The camera settings vary depending on the strength of the aurora (KP) which can range from 1 to 9. I recommend a fast lens and one that is F2.8 or below. Once you have your focus correct and your composition set, if the strength of the aurora varies, your settings will need to change as well.
I usually start with an ISO of 800-1000 and a 15-second exposure, then determine how much aurora I have as well as the background/foreground. Some people prefer to shoot at a higher ISO and lower shutter speeds to preserve more of the aurora’s movement… but that’s a personal preference. I personally prefer longer exposures so that I have less noise in my images.
Don’t be afraid to experiment or change the settings if necessary. If you end up with a faint aurora, it will be tough to edit a very dark image.
I like to capture my images during a half or full moon because it’s easier on the background/foreground. While this makes it easier to focus, you may have a problem with shadows on your image. Be aware of the moon location and your position. The following picture below is an excellent example… because I wasn’t paying attention, I ended up with my camera and tripod shadow in the shoot. While this particular case is easy to edit with Photoshop, that won’t always be the case.
After I noticed the shadow problem, I decided to use the moon to my advantage and do some experimenting. Since the aurora was so intense, I decided to shoot straight towards the moon at f8 to get the moonstar effect (30s, ISO 1000).
These are just some of the challenges I faced while shooting the northern lights. There are many others that I encountered and I’m sure you have too. Preparation is the key to success when it comes to aurora shooting… along with a bit of luck also with the weather and the solar flares.

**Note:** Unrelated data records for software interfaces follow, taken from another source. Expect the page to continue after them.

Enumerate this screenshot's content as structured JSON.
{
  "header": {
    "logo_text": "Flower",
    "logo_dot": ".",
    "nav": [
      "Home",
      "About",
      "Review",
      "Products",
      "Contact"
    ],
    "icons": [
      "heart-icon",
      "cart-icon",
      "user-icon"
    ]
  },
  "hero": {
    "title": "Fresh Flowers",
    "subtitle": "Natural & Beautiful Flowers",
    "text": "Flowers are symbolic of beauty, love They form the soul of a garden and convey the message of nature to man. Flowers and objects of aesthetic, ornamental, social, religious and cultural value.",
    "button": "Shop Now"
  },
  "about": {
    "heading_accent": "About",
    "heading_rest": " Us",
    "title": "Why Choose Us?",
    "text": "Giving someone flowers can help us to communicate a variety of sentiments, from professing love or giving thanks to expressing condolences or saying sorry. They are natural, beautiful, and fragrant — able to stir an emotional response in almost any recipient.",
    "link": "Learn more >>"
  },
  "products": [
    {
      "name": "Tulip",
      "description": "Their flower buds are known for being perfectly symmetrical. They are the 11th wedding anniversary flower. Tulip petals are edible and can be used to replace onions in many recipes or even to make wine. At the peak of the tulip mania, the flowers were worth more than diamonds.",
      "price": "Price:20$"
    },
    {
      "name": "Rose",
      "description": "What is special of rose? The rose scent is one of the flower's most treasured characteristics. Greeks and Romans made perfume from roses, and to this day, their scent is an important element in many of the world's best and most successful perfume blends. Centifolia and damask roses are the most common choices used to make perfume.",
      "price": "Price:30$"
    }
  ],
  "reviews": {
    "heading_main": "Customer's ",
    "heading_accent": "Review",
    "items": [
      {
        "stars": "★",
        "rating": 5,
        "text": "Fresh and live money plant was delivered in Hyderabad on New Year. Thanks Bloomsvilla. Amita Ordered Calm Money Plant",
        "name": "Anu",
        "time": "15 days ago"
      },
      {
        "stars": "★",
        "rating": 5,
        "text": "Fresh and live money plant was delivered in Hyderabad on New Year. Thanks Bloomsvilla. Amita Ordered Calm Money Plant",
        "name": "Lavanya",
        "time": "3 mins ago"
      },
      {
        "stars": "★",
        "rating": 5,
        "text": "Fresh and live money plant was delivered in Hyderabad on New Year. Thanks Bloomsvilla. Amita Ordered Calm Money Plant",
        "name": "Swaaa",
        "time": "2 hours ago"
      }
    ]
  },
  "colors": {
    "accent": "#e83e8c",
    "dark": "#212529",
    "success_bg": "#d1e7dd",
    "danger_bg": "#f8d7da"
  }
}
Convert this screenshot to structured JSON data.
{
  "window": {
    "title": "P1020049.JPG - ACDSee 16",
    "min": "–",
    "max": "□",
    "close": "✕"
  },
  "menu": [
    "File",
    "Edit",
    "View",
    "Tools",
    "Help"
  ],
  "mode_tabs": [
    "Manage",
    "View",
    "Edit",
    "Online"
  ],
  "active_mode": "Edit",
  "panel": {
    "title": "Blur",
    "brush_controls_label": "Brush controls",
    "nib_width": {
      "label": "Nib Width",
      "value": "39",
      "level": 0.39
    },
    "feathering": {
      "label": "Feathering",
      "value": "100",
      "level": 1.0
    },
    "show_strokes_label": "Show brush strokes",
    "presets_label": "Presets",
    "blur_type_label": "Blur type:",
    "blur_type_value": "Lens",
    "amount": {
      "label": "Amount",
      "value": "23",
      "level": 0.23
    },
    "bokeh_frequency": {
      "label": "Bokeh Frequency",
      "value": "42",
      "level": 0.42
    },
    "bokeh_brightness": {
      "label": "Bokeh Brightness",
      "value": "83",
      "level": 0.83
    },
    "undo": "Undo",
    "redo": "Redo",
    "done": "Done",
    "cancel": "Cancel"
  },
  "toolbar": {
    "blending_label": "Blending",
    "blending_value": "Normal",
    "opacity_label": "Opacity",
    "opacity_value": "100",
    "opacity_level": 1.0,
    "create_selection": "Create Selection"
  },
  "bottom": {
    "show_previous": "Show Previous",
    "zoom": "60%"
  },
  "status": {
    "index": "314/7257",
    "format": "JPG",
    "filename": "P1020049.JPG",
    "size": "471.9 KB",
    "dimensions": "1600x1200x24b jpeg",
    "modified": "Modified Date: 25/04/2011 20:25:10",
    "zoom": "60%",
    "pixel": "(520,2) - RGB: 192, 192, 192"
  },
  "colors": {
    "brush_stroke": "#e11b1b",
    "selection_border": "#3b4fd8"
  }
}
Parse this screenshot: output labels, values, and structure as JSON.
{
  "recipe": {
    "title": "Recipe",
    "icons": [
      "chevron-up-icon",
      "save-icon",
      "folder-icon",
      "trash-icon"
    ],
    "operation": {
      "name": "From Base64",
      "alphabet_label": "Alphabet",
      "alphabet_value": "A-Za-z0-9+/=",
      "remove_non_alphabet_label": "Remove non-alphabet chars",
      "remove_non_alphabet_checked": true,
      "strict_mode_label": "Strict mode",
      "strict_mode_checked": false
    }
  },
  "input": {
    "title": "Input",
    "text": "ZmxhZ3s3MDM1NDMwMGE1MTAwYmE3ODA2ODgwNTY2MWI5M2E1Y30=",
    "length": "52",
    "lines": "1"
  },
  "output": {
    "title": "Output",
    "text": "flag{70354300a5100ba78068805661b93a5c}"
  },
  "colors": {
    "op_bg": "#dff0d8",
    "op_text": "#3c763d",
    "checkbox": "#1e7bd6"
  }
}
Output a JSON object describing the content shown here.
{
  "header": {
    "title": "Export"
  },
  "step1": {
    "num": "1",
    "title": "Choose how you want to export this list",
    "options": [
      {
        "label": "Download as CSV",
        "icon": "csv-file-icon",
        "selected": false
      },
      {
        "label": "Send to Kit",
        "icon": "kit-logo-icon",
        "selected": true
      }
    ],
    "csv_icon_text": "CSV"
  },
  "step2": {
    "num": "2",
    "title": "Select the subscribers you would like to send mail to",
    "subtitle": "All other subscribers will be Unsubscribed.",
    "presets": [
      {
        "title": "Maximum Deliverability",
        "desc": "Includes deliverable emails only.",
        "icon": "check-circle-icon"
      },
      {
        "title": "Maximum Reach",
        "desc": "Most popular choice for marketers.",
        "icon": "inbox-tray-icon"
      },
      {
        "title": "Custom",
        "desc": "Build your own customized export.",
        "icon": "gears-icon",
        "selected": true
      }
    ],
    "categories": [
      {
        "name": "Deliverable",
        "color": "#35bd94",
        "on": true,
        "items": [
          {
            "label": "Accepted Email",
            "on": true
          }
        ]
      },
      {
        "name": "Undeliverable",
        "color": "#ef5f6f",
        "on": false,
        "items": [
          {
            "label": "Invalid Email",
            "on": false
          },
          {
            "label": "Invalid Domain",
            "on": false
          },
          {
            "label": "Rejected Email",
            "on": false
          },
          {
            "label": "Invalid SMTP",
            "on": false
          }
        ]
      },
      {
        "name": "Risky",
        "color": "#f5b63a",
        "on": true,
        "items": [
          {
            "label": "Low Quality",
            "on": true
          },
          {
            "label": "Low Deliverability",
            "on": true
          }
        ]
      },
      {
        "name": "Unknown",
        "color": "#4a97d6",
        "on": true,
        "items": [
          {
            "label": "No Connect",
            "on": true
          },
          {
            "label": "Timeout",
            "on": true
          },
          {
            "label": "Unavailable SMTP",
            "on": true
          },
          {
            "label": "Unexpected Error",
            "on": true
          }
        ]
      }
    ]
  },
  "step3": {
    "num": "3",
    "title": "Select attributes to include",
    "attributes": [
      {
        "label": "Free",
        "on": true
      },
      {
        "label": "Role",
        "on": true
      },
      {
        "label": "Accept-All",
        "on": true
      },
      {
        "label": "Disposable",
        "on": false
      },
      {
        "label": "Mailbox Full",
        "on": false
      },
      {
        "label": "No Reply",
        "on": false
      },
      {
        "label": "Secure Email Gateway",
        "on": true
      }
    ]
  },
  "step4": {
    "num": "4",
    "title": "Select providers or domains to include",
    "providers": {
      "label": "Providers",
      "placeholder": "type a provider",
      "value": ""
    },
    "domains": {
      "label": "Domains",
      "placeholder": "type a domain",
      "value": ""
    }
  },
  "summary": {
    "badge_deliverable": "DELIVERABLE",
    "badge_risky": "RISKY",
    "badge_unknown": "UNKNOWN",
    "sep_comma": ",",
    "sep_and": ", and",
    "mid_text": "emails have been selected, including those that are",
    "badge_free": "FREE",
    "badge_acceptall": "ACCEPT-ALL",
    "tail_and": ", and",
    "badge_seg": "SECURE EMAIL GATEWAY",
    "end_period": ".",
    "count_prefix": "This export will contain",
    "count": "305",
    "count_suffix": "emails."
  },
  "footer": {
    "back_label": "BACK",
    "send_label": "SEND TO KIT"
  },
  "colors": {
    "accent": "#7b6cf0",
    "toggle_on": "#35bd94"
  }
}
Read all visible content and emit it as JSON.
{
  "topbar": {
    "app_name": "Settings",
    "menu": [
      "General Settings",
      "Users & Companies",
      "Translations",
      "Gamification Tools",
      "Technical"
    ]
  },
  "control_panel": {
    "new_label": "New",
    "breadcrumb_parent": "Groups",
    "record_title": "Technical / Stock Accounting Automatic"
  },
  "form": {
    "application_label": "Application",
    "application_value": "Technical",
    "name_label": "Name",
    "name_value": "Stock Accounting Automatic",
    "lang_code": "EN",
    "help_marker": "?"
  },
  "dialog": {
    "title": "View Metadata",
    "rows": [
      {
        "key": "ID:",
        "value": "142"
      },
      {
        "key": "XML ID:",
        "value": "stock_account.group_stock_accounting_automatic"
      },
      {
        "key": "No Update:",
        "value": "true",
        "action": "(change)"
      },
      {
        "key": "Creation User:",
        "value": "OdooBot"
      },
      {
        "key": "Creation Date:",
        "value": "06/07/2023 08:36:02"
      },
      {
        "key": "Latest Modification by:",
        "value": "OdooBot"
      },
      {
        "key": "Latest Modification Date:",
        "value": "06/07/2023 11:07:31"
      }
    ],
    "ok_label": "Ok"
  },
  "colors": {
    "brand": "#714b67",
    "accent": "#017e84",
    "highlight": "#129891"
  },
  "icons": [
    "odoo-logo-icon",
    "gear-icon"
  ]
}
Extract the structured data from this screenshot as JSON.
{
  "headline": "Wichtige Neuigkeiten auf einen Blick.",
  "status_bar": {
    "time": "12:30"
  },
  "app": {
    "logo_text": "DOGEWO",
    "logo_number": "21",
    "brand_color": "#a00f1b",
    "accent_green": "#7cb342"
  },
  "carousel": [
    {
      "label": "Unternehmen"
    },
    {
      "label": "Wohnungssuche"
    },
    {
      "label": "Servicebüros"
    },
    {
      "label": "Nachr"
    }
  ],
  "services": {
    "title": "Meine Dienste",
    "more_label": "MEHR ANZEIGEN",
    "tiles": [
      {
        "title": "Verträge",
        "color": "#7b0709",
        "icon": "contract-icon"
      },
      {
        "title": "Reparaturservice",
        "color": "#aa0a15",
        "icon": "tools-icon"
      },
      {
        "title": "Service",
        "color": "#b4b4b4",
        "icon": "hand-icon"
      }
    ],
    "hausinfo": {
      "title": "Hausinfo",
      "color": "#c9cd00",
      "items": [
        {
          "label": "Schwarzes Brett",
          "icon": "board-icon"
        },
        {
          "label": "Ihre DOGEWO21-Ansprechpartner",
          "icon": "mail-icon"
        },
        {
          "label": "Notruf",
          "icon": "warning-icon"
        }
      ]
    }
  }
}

In the comment section below, please let me know about other issues you faced while shooting the northern lights.